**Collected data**
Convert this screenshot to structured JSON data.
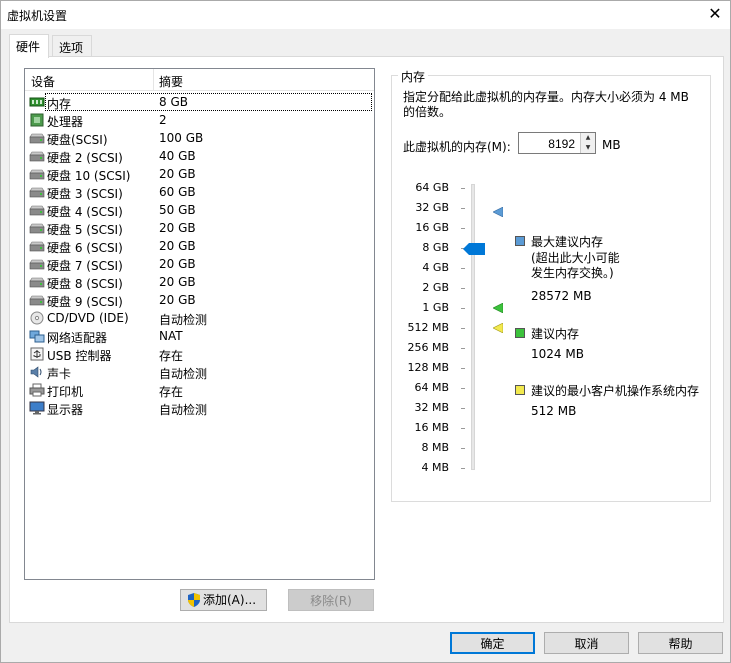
{
  "window": {
    "title": "虚拟机设置",
    "close_glyph": "✕"
  },
  "tabs": [
    {
      "label": "硬件"
    },
    {
      "label": "选项"
    }
  ],
  "device_list": {
    "columns": {
      "device": "设备",
      "summary": "摘要"
    },
    "rows": [
      {
        "name": "内存",
        "summary": "8 GB",
        "icon": "memory-icon"
      },
      {
        "name": "处理器",
        "summary": "2",
        "icon": "processor-icon"
      },
      {
        "name": "硬盘(SCSI)",
        "summary": "100 GB",
        "icon": "hard-disk-icon"
      },
      {
        "name": "硬盘 2 (SCSI)",
        "summary": "40 GB",
        "icon": "hard-disk-icon"
      },
      {
        "name": "硬盘 10 (SCSI)",
        "summary": "20 GB",
        "icon": "hard-disk-icon"
      },
      {
        "name": "硬盘 3 (SCSI)",
        "summary": "60 GB",
        "icon": "hard-disk-icon"
      },
      {
        "name": "硬盘 4 (SCSI)",
        "summary": "50 GB",
        "icon": "hard-disk-icon"
      },
      {
        "name": "硬盘 5 (SCSI)",
        "summary": "20 GB",
        "icon": "hard-disk-icon"
      },
      {
        "name": "硬盘 6 (SCSI)",
        "summary": "20 GB",
        "icon": "hard-disk-icon"
      },
      {
        "name": "硬盘 7 (SCSI)",
        "summary": "20 GB",
        "icon": "hard-disk-icon"
      },
      {
        "name": "硬盘 8 (SCSI)",
        "summary": "20 GB",
        "icon": "hard-disk-icon"
      },
      {
        "name": "硬盘 9 (SCSI)",
        "summary": "20 GB",
        "icon": "hard-disk-icon"
      },
      {
        "name": "CD/DVD (IDE)",
        "summary": "自动检测",
        "icon": "cd-dvd-icon"
      },
      {
        "name": "网络适配器",
        "summary": "NAT",
        "icon": "network-adapter-icon"
      },
      {
        "name": "USB 控制器",
        "summary": "存在",
        "icon": "usb-icon"
      },
      {
        "name": "声卡",
        "summary": "自动检测",
        "icon": "speaker-icon"
      },
      {
        "name": "打印机",
        "summary": "存在",
        "icon": "printer-icon"
      },
      {
        "name": "显示器",
        "summary": "自动检测",
        "icon": "monitor-icon"
      }
    ],
    "add_button": "添加(A)...",
    "remove_button": "移除(R)"
  },
  "memory": {
    "group_title": "内存",
    "description": "指定分配给此虚拟机的内存量。内存大小必须为 4 MB 的倍数。",
    "input_label": "此虚拟机的内存(M):",
    "input_value": "8192",
    "unit": "MB",
    "scale_labels": [
      "64 GB",
      "32 GB",
      "16 GB",
      "8 GB",
      "4 GB",
      "2 GB",
      "1 GB",
      "512 MB",
      "256 MB",
      "128 MB",
      "64 MB",
      "32 MB",
      "16 MB",
      "8 MB",
      "4 MB"
    ],
    "selected_label": "8 GB",
    "max_recommended": {
      "title": "最大建议内存",
      "note_line1": "(超出此大小可能",
      "note_line2": "发生内存交换。)",
      "value": "28572 MB",
      "color": "#5b9bd5"
    },
    "recommended": {
      "title": "建议内存",
      "value": "1024 MB",
      "color": "#3cc23c"
    },
    "min_recommended": {
      "title": "建议的最小客户机操作系统内存",
      "value": "512 MB",
      "color": "#f2e94e"
    }
  },
  "dialog_buttons": {
    "ok": "确定",
    "cancel": "取消",
    "help": "帮助"
  },
  "colors": {
    "thumb": "#0078d7",
    "selection_border": "#000000",
    "default_button_border": "#0078d7"
  }
}
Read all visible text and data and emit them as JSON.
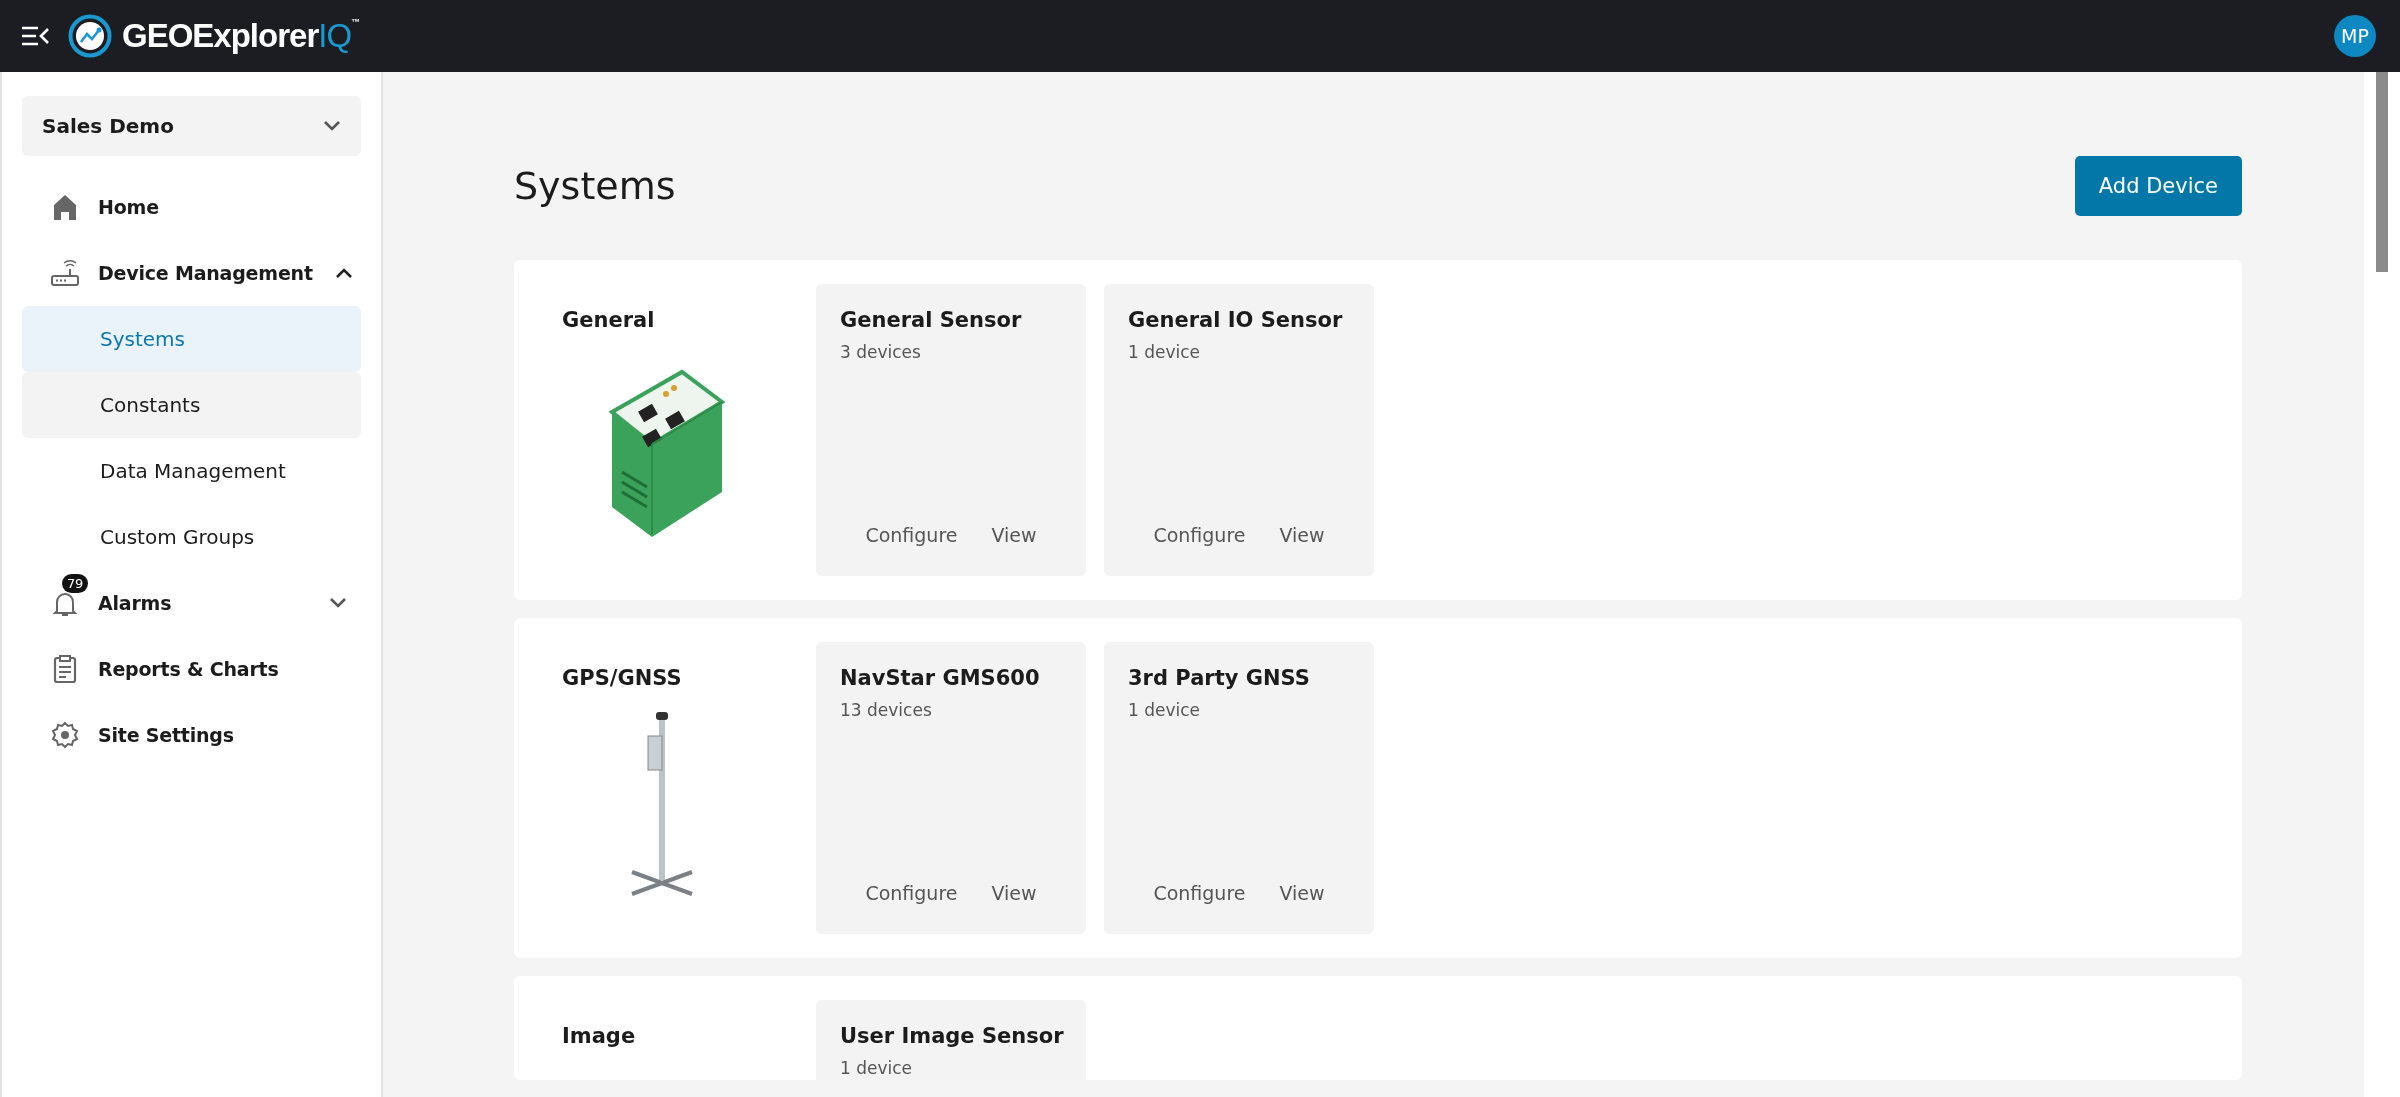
{
  "header": {
    "brand_main": "GEOExplorer",
    "brand_accent": "IQ",
    "brand_mark": "™",
    "avatar": "MP"
  },
  "sidebar": {
    "site": "Sales Demo",
    "items": [
      {
        "label": "Home"
      },
      {
        "label": "Device Management",
        "expanded": true,
        "children": [
          {
            "label": "Systems",
            "selected": true,
            "hovered": false
          },
          {
            "label": "Constants",
            "selected": false,
            "hovered": true
          },
          {
            "label": "Data Management",
            "selected": false,
            "hovered": false
          },
          {
            "label": "Custom Groups",
            "selected": false,
            "hovered": false
          }
        ]
      },
      {
        "label": "Alarms",
        "badge": "79",
        "expanded": false
      },
      {
        "label": "Reports & Charts"
      },
      {
        "label": "Site Settings"
      }
    ]
  },
  "page": {
    "title": "Systems",
    "action": "Add Device"
  },
  "groups": [
    {
      "name": "General",
      "sensors": [
        {
          "name": "General Sensor",
          "count": "3 devices",
          "actions": [
            "Configure",
            "View"
          ]
        },
        {
          "name": "General IO Sensor",
          "count": "1 device",
          "actions": [
            "Configure",
            "View"
          ]
        }
      ]
    },
    {
      "name": "GPS/GNSS",
      "sensors": [
        {
          "name": "NavStar GMS600",
          "count": "13 devices",
          "actions": [
            "Configure",
            "View"
          ]
        },
        {
          "name": "3rd Party GNSS",
          "count": "1 device",
          "actions": [
            "Configure",
            "View"
          ]
        }
      ]
    },
    {
      "name": "Image",
      "sensors": [
        {
          "name": "User Image Sensor",
          "count": "1 device"
        }
      ]
    }
  ]
}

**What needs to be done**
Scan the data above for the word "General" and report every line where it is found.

**Written solution**
      "name": "General",
          "name": "General Sensor",
          "name": "General IO Sensor",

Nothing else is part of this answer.